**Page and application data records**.
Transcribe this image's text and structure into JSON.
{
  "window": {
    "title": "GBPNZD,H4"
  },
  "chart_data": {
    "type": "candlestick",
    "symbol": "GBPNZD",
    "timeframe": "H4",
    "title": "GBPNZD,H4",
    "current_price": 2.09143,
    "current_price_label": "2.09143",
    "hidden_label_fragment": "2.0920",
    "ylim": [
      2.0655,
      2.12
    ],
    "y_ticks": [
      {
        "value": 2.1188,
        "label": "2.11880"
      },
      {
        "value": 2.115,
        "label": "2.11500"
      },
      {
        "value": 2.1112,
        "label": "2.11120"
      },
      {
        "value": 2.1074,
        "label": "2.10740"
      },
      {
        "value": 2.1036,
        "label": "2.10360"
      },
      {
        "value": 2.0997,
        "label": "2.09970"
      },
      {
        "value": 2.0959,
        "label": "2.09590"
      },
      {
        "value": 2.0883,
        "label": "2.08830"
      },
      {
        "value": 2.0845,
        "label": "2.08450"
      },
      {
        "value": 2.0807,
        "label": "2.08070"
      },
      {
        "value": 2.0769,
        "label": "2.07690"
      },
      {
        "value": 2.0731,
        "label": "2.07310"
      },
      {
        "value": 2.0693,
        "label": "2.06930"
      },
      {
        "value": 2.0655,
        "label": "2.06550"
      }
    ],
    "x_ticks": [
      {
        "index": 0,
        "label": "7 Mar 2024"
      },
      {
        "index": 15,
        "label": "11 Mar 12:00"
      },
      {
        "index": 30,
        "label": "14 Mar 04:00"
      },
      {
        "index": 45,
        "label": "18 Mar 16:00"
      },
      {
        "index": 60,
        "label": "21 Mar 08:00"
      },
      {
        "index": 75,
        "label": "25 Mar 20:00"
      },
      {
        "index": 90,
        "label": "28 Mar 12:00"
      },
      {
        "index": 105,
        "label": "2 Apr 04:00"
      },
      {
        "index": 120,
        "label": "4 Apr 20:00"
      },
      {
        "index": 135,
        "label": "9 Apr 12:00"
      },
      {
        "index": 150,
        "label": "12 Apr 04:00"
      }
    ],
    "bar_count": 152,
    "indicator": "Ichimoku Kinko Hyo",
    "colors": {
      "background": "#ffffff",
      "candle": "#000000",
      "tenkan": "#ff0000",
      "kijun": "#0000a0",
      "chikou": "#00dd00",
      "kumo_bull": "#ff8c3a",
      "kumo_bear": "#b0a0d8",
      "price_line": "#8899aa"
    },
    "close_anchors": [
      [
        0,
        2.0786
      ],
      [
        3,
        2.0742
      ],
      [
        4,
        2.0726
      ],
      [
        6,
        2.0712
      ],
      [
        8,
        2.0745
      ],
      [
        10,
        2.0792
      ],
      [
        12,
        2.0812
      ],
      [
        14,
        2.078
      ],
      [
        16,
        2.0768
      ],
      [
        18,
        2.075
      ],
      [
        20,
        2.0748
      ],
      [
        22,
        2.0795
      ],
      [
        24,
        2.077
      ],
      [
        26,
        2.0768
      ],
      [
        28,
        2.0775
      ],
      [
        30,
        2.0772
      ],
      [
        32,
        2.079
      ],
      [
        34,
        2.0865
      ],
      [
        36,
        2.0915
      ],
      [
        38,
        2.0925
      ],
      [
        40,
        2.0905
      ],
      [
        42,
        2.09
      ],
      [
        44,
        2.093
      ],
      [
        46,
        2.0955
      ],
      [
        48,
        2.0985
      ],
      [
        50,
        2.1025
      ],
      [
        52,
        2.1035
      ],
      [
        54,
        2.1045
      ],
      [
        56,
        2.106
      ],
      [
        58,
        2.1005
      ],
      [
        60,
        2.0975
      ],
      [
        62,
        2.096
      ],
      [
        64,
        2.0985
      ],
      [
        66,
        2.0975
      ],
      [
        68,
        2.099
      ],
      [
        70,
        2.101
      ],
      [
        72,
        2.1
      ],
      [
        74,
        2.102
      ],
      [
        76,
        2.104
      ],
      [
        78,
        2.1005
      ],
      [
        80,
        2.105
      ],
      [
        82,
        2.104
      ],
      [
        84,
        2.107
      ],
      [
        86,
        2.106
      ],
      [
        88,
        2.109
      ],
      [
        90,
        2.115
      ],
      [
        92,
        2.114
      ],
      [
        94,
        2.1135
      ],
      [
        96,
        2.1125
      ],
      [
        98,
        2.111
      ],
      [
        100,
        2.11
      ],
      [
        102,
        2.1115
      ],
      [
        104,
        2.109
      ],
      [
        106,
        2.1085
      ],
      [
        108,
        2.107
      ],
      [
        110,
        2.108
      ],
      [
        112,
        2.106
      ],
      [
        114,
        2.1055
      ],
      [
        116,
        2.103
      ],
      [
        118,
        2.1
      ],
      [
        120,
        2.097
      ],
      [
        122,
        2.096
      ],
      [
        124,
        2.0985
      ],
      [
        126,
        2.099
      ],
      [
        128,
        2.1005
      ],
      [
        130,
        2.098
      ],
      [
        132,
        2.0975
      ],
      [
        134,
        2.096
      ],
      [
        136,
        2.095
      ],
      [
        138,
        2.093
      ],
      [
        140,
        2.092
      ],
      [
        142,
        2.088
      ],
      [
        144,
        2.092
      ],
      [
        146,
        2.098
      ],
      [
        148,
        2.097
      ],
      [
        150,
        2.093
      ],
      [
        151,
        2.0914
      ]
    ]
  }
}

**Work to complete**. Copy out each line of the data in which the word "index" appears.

**Solution**.
        "index": 0,
        "index": 15,
        "index": 30,
        "index": 45,
        "index": 60,
        "index": 75,
        "index": 90,
        "index": 105,
        "index": 120,
        "index": 135,
        "index": 150,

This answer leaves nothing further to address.